There have been a lot of problems with animals in zoos. It has gotten to the point where zoos are hated and looked upon as a places of animal torture. Are zoos really that bad? Turns out, they are. They do not have enough space, they do not allow the animals to communicate with each other, and they sell the animals to cruel circuses.
responsible in creating. A common case amongst zoo animals is that of anxiety. This can be due to several factors in the zoo environment. This includes animals strict diet, the constant attention from zoo goers, lack of companions, and loss of freedom. The animals may be unaware to how they have ended up in their situation, but their instincts know something isn’t right. There have also been cases of depression with zoo animals. Most cases of depression are due to lack of companions or a loss of a companion, if a zoo animal is surrounded by a companion and the companion passes the behavior of the animal changes. For example, in NY Times article Zoo Animals and their Discontent by Alex Halberdtadt he mentions a male gibbon who struggled psychologically, displaying behavior qualities after the passing of his companion,” He ate less, moved less and sometimes refused to go on exhibit.” (paragraph 25 line 9-10). Behaviorist Virga believed the cause to be grief, which happened to last for a quarter of the year. The psychological effect physically caused the animal harm regarding its health. In the wild gibbons live a life with several companions so when one dies, the loss isn’t as tragic or mentally straining on the animal. This affliction zoos have on its animals is correlated to captivity in general.

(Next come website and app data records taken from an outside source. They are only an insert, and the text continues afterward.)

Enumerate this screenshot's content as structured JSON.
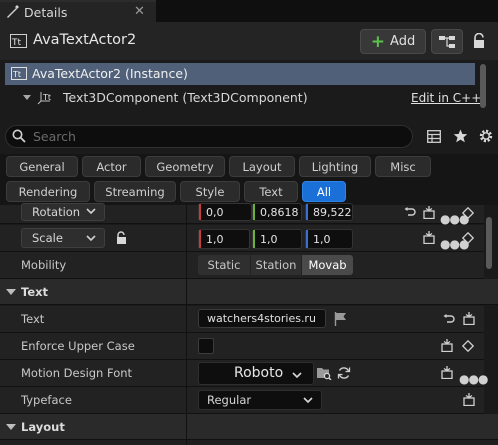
{
  "panel": {
    "tab_title": "Details",
    "actor_name": "AvaTextActor2",
    "add_label": "Add"
  },
  "tree": {
    "items": [
      {
        "label": "AvaTextActor2 (Instance)"
      },
      {
        "label": "Text3DComponent (Text3DComponent)"
      }
    ],
    "edit_link": "Edit in C++"
  },
  "search": {
    "placeholder": "Search"
  },
  "filters": [
    "General",
    "Actor",
    "Geometry",
    "Layout",
    "Lighting",
    "Misc",
    "Rendering",
    "Streaming",
    "Style",
    "Text",
    "All"
  ],
  "active_filter": "All",
  "transform": {
    "rotation": {
      "label": "Rotation",
      "values": [
        "0,0",
        "0,8618",
        "89,522"
      ]
    },
    "scale": {
      "label": "Scale",
      "values": [
        "1,0",
        "1,0",
        "1,0"
      ]
    },
    "mobility": {
      "label": "Mobility",
      "options": [
        "Static",
        "Station",
        "Movab"
      ],
      "selected": "Movab"
    }
  },
  "sections": {
    "text": {
      "title": "Text",
      "text_label": "Text",
      "text_value": "watchers4stories.ru",
      "enforce_label": "Enforce Upper Case",
      "font_label": "Motion Design Font",
      "font_value": "Roboto",
      "typeface_label": "Typeface",
      "typeface_value": "Regular"
    },
    "layout": {
      "title": "Layout"
    }
  },
  "colors": {
    "accent": "#1a70d6",
    "x_axis": "#c83b3b",
    "y_axis": "#6ab13a",
    "z_axis": "#3b6fd2",
    "selection": "#506079"
  }
}
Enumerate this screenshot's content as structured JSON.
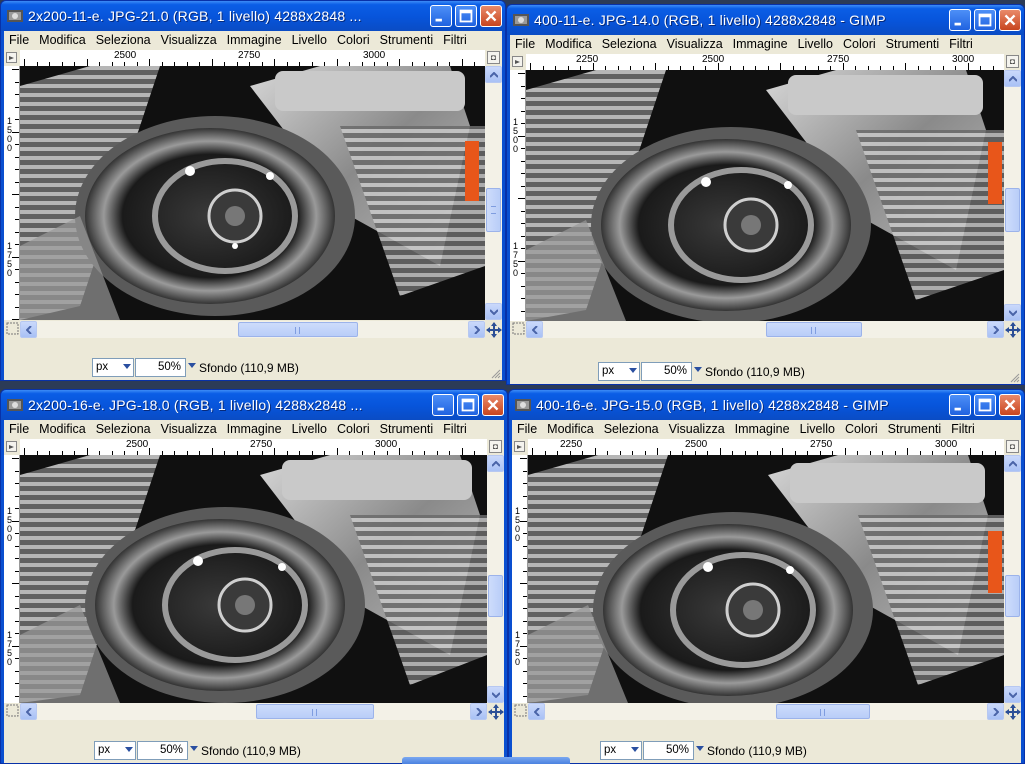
{
  "colors": {
    "titlebar": "#0a4fd0",
    "client": "#ece9d8",
    "scroll_arrow": "#4a64a8",
    "highlight": "#e8561a"
  },
  "windows": [
    {
      "title": "2x200-11-e. JPG-21.0 (RGB, 1 livello) 4288x2848 ...",
      "menu": [
        "File",
        "Modifica",
        "Seleziona",
        "Visualizza",
        "Immagine",
        "Livello",
        "Colori",
        "Strumenti",
        "Filtri"
      ],
      "hruler_labels": [
        "2500",
        "2750",
        "3000"
      ],
      "vruler_labels": [
        "1500",
        "1750"
      ],
      "unit": "px",
      "zoom": "50%",
      "layer_info": "Sfondo (110,9 MB)",
      "window_buttons": {
        "minimize": "minimize-icon",
        "maximize": "maximize-icon",
        "close": "close-icon"
      }
    },
    {
      "title": "400-11-e. JPG-14.0 (RGB, 1 livello) 4288x2848 - GIMP",
      "menu": [
        "File",
        "Modifica",
        "Seleziona",
        "Visualizza",
        "Immagine",
        "Livello",
        "Colori",
        "Strumenti",
        "Filtri"
      ],
      "hruler_labels": [
        "2250",
        "2500",
        "2750",
        "3000"
      ],
      "vruler_labels": [
        "1500",
        "1750"
      ],
      "unit": "px",
      "zoom": "50%",
      "layer_info": "Sfondo (110,9 MB)",
      "window_buttons": {
        "minimize": "minimize-icon",
        "maximize": "maximize-icon",
        "close": "close-icon"
      }
    },
    {
      "title": "2x200-16-e. JPG-18.0 (RGB, 1 livello) 4288x2848 ...",
      "menu": [
        "File",
        "Modifica",
        "Seleziona",
        "Visualizza",
        "Immagine",
        "Livello",
        "Colori",
        "Strumenti",
        "Filtri"
      ],
      "hruler_labels": [
        "2500",
        "2750",
        "3000"
      ],
      "vruler_labels": [
        "1500",
        "1750"
      ],
      "unit": "px",
      "zoom": "50%",
      "layer_info": "Sfondo (110,9 MB)",
      "window_buttons": {
        "minimize": "minimize-icon",
        "maximize": "maximize-icon",
        "close": "close-icon"
      }
    },
    {
      "title": "400-16-e. JPG-15.0 (RGB, 1 livello) 4288x2848 - GIMP",
      "menu": [
        "File",
        "Modifica",
        "Seleziona",
        "Visualizza",
        "Immagine",
        "Livello",
        "Colori",
        "Strumenti",
        "Filtri"
      ],
      "hruler_labels": [
        "2250",
        "2500",
        "2750",
        "3000"
      ],
      "vruler_labels": [
        "1500",
        "1750"
      ],
      "unit": "px",
      "zoom": "50%",
      "layer_info": "Sfondo (110,9 MB)",
      "window_buttons": {
        "minimize": "minimize-icon",
        "maximize": "maximize-icon",
        "close": "close-icon"
      }
    }
  ]
}
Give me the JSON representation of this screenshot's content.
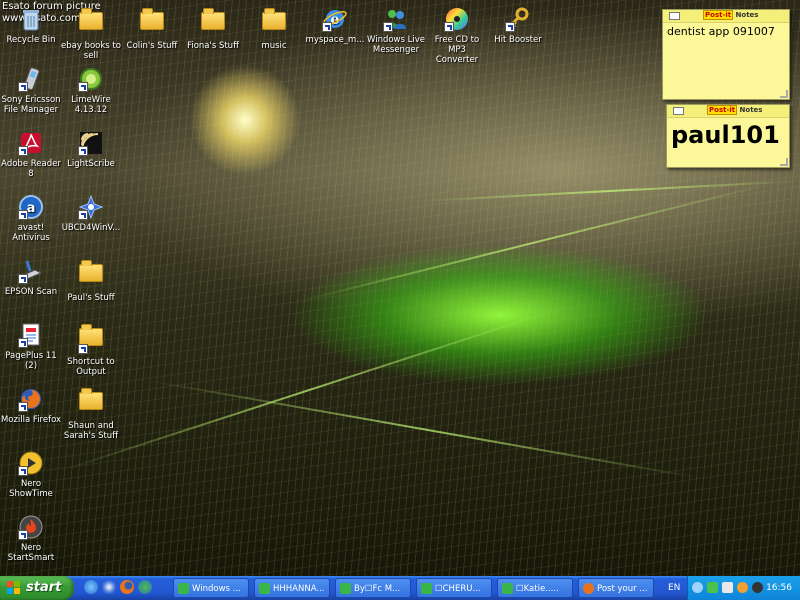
{
  "watermark": {
    "line1": "Esato forum picture",
    "line2": "www.esato.com"
  },
  "desktop_icons": [
    {
      "label": "Recycle Bin",
      "icon": "recycle-bin-icon"
    },
    {
      "label": "ebay books to sell",
      "icon": "folder-icon"
    },
    {
      "label": "Colin's Stuff",
      "icon": "folder-icon"
    },
    {
      "label": "Fiona's Stuff",
      "icon": "folder-icon"
    },
    {
      "label": "music",
      "icon": "folder-icon"
    },
    {
      "label": "myspace_m...",
      "icon": "internet-explorer-icon"
    },
    {
      "label": "Windows Live Messenger",
      "icon": "messenger-icon"
    },
    {
      "label": "Free CD to MP3 Converter",
      "icon": "cd-icon"
    },
    {
      "label": "Hit Booster",
      "icon": "key-icon"
    },
    {
      "label": "Sony Ericsson File Manager",
      "icon": "phone-icon"
    },
    {
      "label": "LimeWire 4.13.12",
      "icon": "limewire-icon"
    },
    {
      "label": "Adobe Reader 8",
      "icon": "adobe-reader-icon"
    },
    {
      "label": "LightScribe",
      "icon": "lightscribe-icon"
    },
    {
      "label": "avast! Antivirus",
      "icon": "avast-icon"
    },
    {
      "label": "UBCD4WinV...",
      "icon": "ubcd-icon"
    },
    {
      "label": "EPSON Scan",
      "icon": "scanner-icon"
    },
    {
      "label": "Paul's Stuff",
      "icon": "folder-icon"
    },
    {
      "label": "PagePlus 11 (2)",
      "icon": "pageplus-icon"
    },
    {
      "label": "Shortcut to Output",
      "icon": "folder-icon"
    },
    {
      "label": "Mozilla Firefox",
      "icon": "firefox-icon"
    },
    {
      "label": "Shaun and Sarah's Stuff",
      "icon": "folder-icon"
    },
    {
      "label": "Nero ShowTime",
      "icon": "nero-showtime-icon"
    },
    {
      "label": "Nero StartSmart",
      "icon": "nero-startsmart-icon"
    }
  ],
  "notes": [
    {
      "brand": "Post-it",
      "title": "Notes",
      "text": "dentist app 091007"
    },
    {
      "brand": "Post-it",
      "title": "Notes",
      "text": "paul101"
    }
  ],
  "taskbar": {
    "start_label": "start",
    "quick_launch": [
      "internet-explorer-icon",
      "media-player-icon",
      "firefox-icon",
      "messenger-icon"
    ],
    "tasks": [
      {
        "label": "Windows ...",
        "icon": "messenger-icon",
        "color": "#39b54a"
      },
      {
        "label": "HHHANNA...",
        "icon": "messenger-icon",
        "color": "#39b54a"
      },
      {
        "label": "By☐Fc M...",
        "icon": "messenger-icon",
        "color": "#39b54a"
      },
      {
        "label": "☐CHERU...",
        "icon": "messenger-icon",
        "color": "#39b54a"
      },
      {
        "label": "☐Katie.....",
        "icon": "messenger-icon",
        "color": "#39b54a"
      },
      {
        "label": "Post your ...",
        "icon": "firefox-icon",
        "color": "#e8731c"
      }
    ],
    "language": "EN",
    "tray_icons": [
      "network-icon",
      "messenger-icon",
      "volume-icon",
      "avast-icon",
      "nero-icon"
    ],
    "clock": "16:56"
  },
  "colors": {
    "taskbar_blue": "#245edb",
    "start_green": "#3a9a36",
    "tray_blue": "#0e84d8",
    "note_yellow": "#fcf89a"
  }
}
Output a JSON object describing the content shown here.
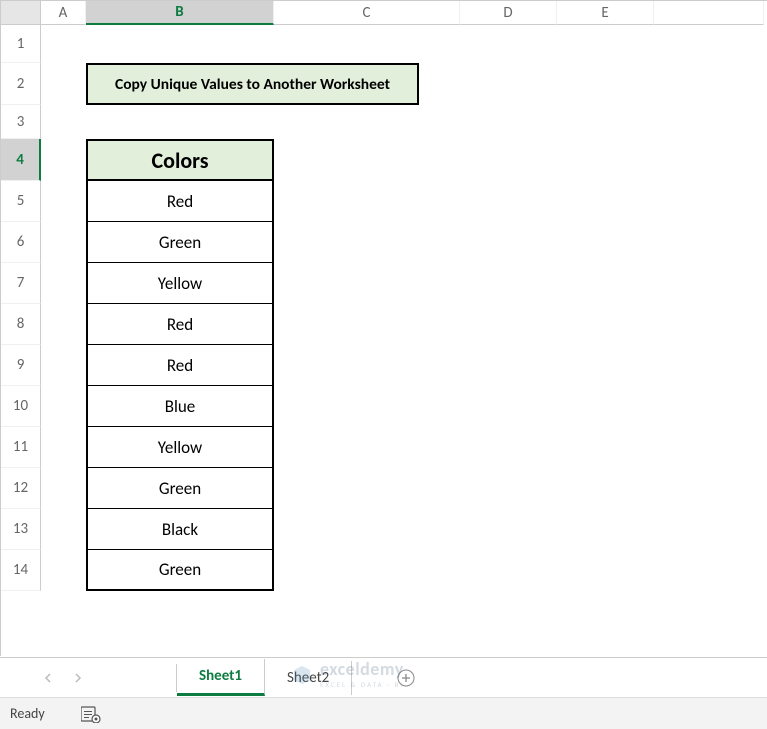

Now there are modern zoos in almost every city in the world that boasts different arrays of animals. With all these different zoos around the world, we see different approaches on how these animals are treated and what they are subjected to.